The Prince William Board of County Supervisors will vote this Tuesday March 3 on advertising a property tax rate. I am proposing a rate that will reduce tax bills for homeowners by an average of $548.00 (a 16 % reduction). I want to thank Supervisors Maureen Caddigan (Dumfries), Wally Covington (Brentsville) and John Stirrup (Gainesville) for joining me in supporting this tax relief.
This tax rate of $1.198 will support the County Executive’s proposed budget, which reduces government spending by $56 million compared to last fiscal year without cutting any of our uniformed police or fire and rescue personnel. The County Executive’s budget is responsible and sustainable. By focusing our resources, it allows us to protect vital county services while providing tax relief to you during these uncertain times.
To pass this tax reduction, we need at least five supervisors to vote this Tuesday in support of the $1.198 tax rate. Please email the Board at BOCS@pwcgov.org urging the whole Board to join Supervisors Stirrup, Covington, Caddigan and myself in supporting this rate and ensuring tax relief for you.
Please be sure to tune into Comcast Channel 23 or Verizon FIOS Channel 37 to see how your supervisor votes.Corey A. Stewart Chairman Prince William Board of County Supervisors 1 County Complex Court Prince William, VA 22192 (703) 792-4640 – Telephone/(703) 792-4637 – Fax firstname.lastname@example.org www.pwcgov.org
Do you want to see an economic recovery? Then I suggest the lowest possible tax rate. To illustrate the point, let’s compare the relationship between People and government with two different types of biological relationships, symbiosis and parasitism. When two organisms mutually gain from their relationship, we have symbiosis. When one organism gains at the expense of the other, we have parasitism.
Throughout much of history, government has had an almost parasitic relationship with the People. This is comparable to when a ruthless warlord rules. The leader, his family, and his cronies take what they want, and they call this taxes. They leave the People, their people, just enough so that they do not starve can produce more taxes.
The exception is a government that protects the People and seeks to maintain order.
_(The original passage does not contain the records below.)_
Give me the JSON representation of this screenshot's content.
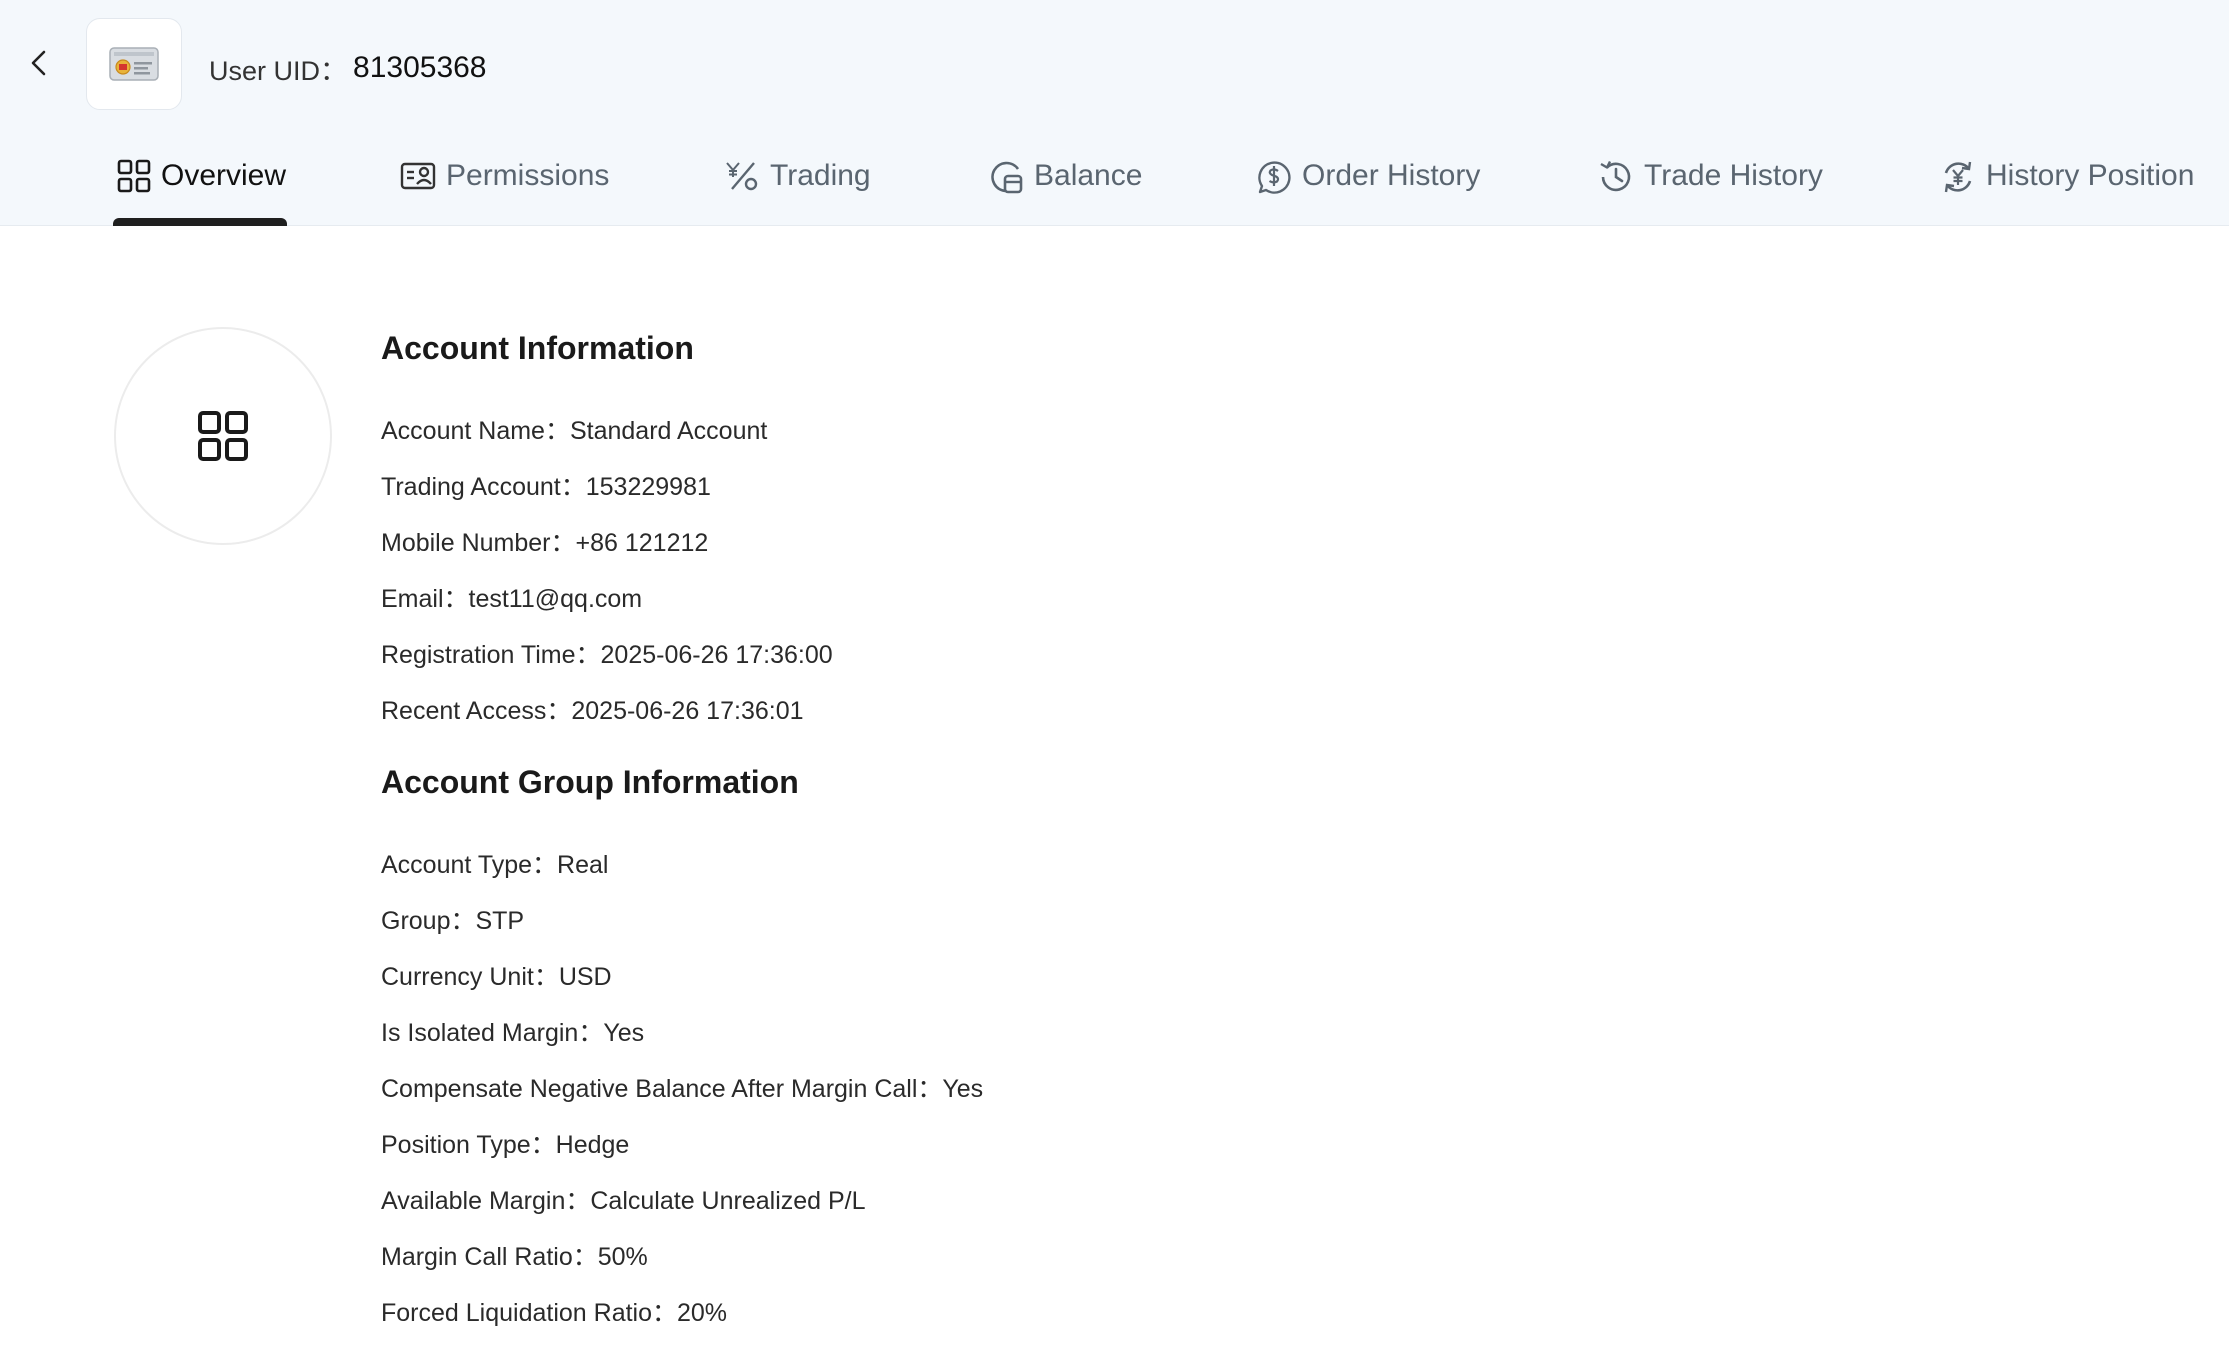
{
  "header": {
    "uid_label": "User UID：",
    "uid_value": "81305368"
  },
  "tabs": [
    {
      "label": "Overview",
      "icon": "grid-icon",
      "active": true
    },
    {
      "label": "Permissions",
      "icon": "id-card-icon",
      "active": false
    },
    {
      "label": "Trading",
      "icon": "percent-icon",
      "active": false
    },
    {
      "label": "Balance",
      "icon": "wallet-icon",
      "active": false
    },
    {
      "label": "Order History",
      "icon": "dollar-circle-icon",
      "active": false
    },
    {
      "label": "Trade History",
      "icon": "clock-history-icon",
      "active": false
    },
    {
      "label": "History Position",
      "icon": "yen-cycle-icon",
      "active": false
    }
  ],
  "account_info": {
    "title": "Account Information",
    "rows": [
      {
        "label": "Account Name：",
        "value": "Standard Account"
      },
      {
        "label": "Trading Account：",
        "value": "153229981"
      },
      {
        "label": "Mobile Number：",
        "value": "+86 121212"
      },
      {
        "label": "Email：",
        "value": "test11@qq.com"
      },
      {
        "label": "Registration Time：",
        "value": "2025-06-26 17:36:00"
      },
      {
        "label": "Recent Access：",
        "value": "2025-06-26 17:36:01"
      }
    ]
  },
  "group_info": {
    "title": "Account Group Information",
    "rows": [
      {
        "label": "Account Type：",
        "value": "Real"
      },
      {
        "label": "Group：",
        "value": "STP"
      },
      {
        "label": "Currency Unit：",
        "value": "USD"
      },
      {
        "label": "Is Isolated Margin：",
        "value": "Yes"
      },
      {
        "label": "Compensate Negative Balance After Margin Call：",
        "value": "Yes"
      },
      {
        "label": "Position Type：",
        "value": "Hedge"
      },
      {
        "label": "Available Margin：",
        "value": "Calculate Unrealized P/L"
      },
      {
        "label": "Margin Call Ratio：",
        "value": "50%"
      },
      {
        "label": "Forced Liquidation Ratio：",
        "value": "20%"
      }
    ]
  },
  "colors": {
    "header_bg": "#f4f8fc",
    "active_indicator": "#1f1f1f",
    "avatar_accent": "#e8b33a"
  }
}
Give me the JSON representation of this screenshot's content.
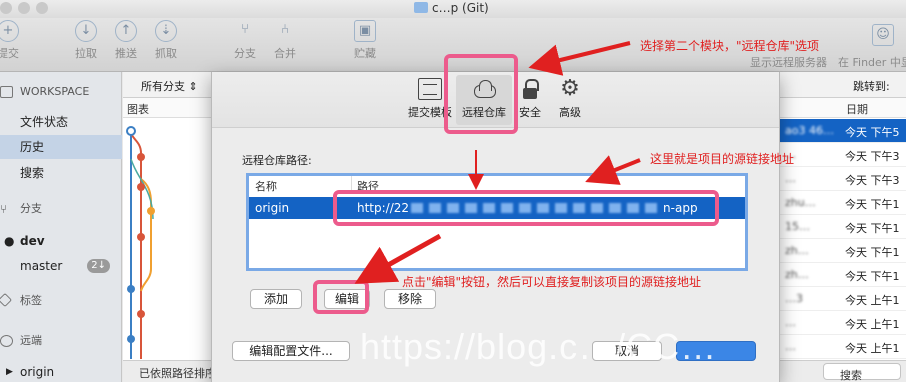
{
  "window": {
    "title": "c…p (Git)"
  },
  "toolbar": {
    "items": [
      {
        "label": "提交",
        "icon": "plus-icon"
      },
      {
        "label": "拉取",
        "icon": "arrow-down-icon"
      },
      {
        "label": "推送",
        "icon": "arrow-up-icon"
      },
      {
        "label": "抓取",
        "icon": "fetch-icon"
      },
      {
        "label": "分支",
        "icon": "branch-icon"
      },
      {
        "label": "合并",
        "icon": "merge-icon"
      },
      {
        "label": "贮藏",
        "icon": "stash-icon"
      }
    ],
    "show_remote_server": "显示远程服务器",
    "finder": "在 Finder 中显"
  },
  "sidebar": {
    "workspace": "WORKSPACE",
    "file_status": "文件状态",
    "history": "历史",
    "search": "搜索",
    "branches": "分支",
    "dev": "dev",
    "master": "master",
    "master_badge": "2↓",
    "tags": "标签",
    "remotes": "远端",
    "origin": "origin"
  },
  "history": {
    "branch_filter": "所有分支",
    "jump_to": "跳转到:",
    "col_graph": "图表",
    "col_date": "日期",
    "rows": [
      {
        "author": "ao3 46…",
        "date": "今天 下午5"
      },
      {
        "author": "…",
        "date": "今天 下午3"
      },
      {
        "author": "…",
        "date": "今天 下午3"
      },
      {
        "author": "zhu…",
        "date": "今天 下午1"
      },
      {
        "author": "15…",
        "date": "今天 下午1"
      },
      {
        "author": "zh…",
        "date": "今天 下午1"
      },
      {
        "author": "zh…",
        "date": "今天 下午1"
      },
      {
        "author": "…3",
        "date": "今天 上午1"
      },
      {
        "author": "…",
        "date": "今天 上午1"
      },
      {
        "author": "…",
        "date": "今天 上午1"
      }
    ],
    "status": "已依照路径排序",
    "search_placeholder": "搜索"
  },
  "modal": {
    "tabs": [
      {
        "label": "提交模板",
        "icon": "document-icon"
      },
      {
        "label": "远程仓库",
        "icon": "cloud-icon"
      },
      {
        "label": "安全",
        "icon": "lock-icon"
      },
      {
        "label": "高级",
        "icon": "gear-icon"
      }
    ],
    "remote_path_label": "远程仓库路径:",
    "col_name": "名称",
    "col_path": "路径",
    "remote_name": "origin",
    "remote_url_start": "http://22",
    "remote_url_end": "n-app",
    "add": "添加",
    "edit": "编辑",
    "remove": "移除",
    "edit_config": "编辑配置文件...",
    "cancel": "取消"
  },
  "annotations": {
    "select_tab": "选择第二个模块，\"远程仓库\"选项",
    "source_link": "这里就是项目的源链接地址",
    "click_edit": "点击\"编辑\"按钮，然后可以直接复制该项目的源链接地址"
  },
  "watermark": "https://blog.c…/CC…",
  "colors": {
    "highlight": "#ec5b8c",
    "annotation": "#e02020",
    "selection": "#1463c4"
  }
}
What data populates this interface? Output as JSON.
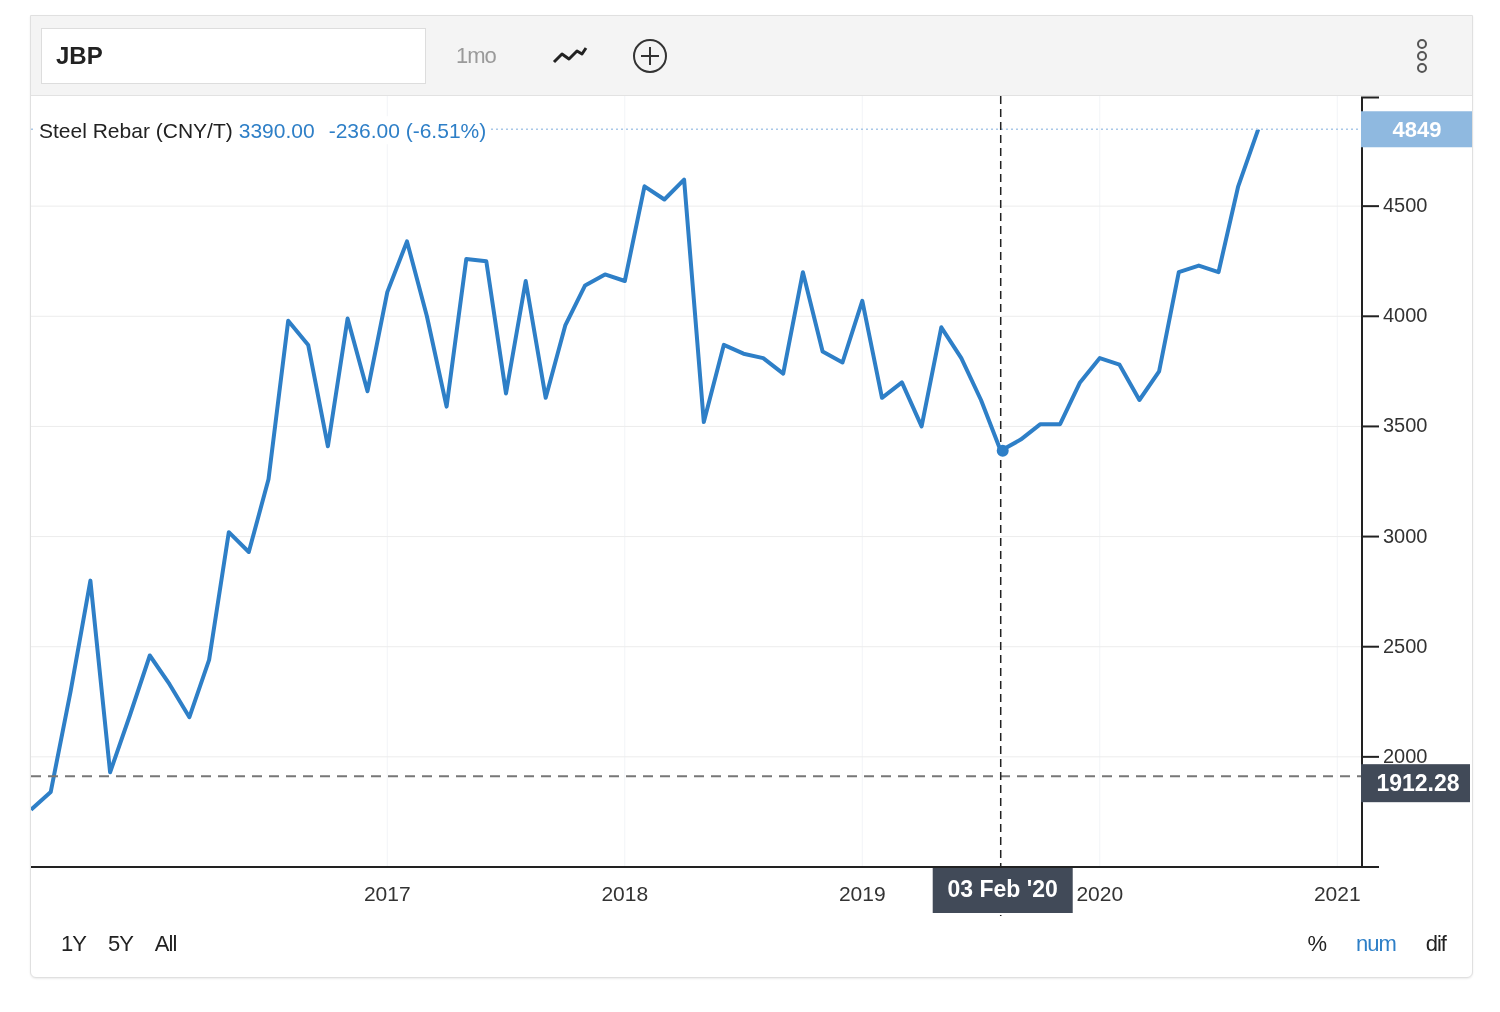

This creates a symbiosis between government and the People. Such a government minimizes taxes and encourages growth, stability, and mutual loyalty between the People and those who lead them. Here the leadership forms a covenant with the People. In return for the loyalty of the People, the leaders voluntarily limit their powers to those needful for good government. Within the United States, we call this covenant our Constitution.
Unfortunately, those individuals seeking leadership tend to be overly ambitious. So government leaders almost always want more money, but there is a limit to everything. When tax revenues rise above a certain point, taxes must inevitably stifle economic growth. Money that should have been reinvested in the economy is instead diverted to the pet projects of politicians. When that happens, government must reduce its spending and taxes to revive the economy.
Anti-BVBL has published the same memo, and the usual string of comments (here).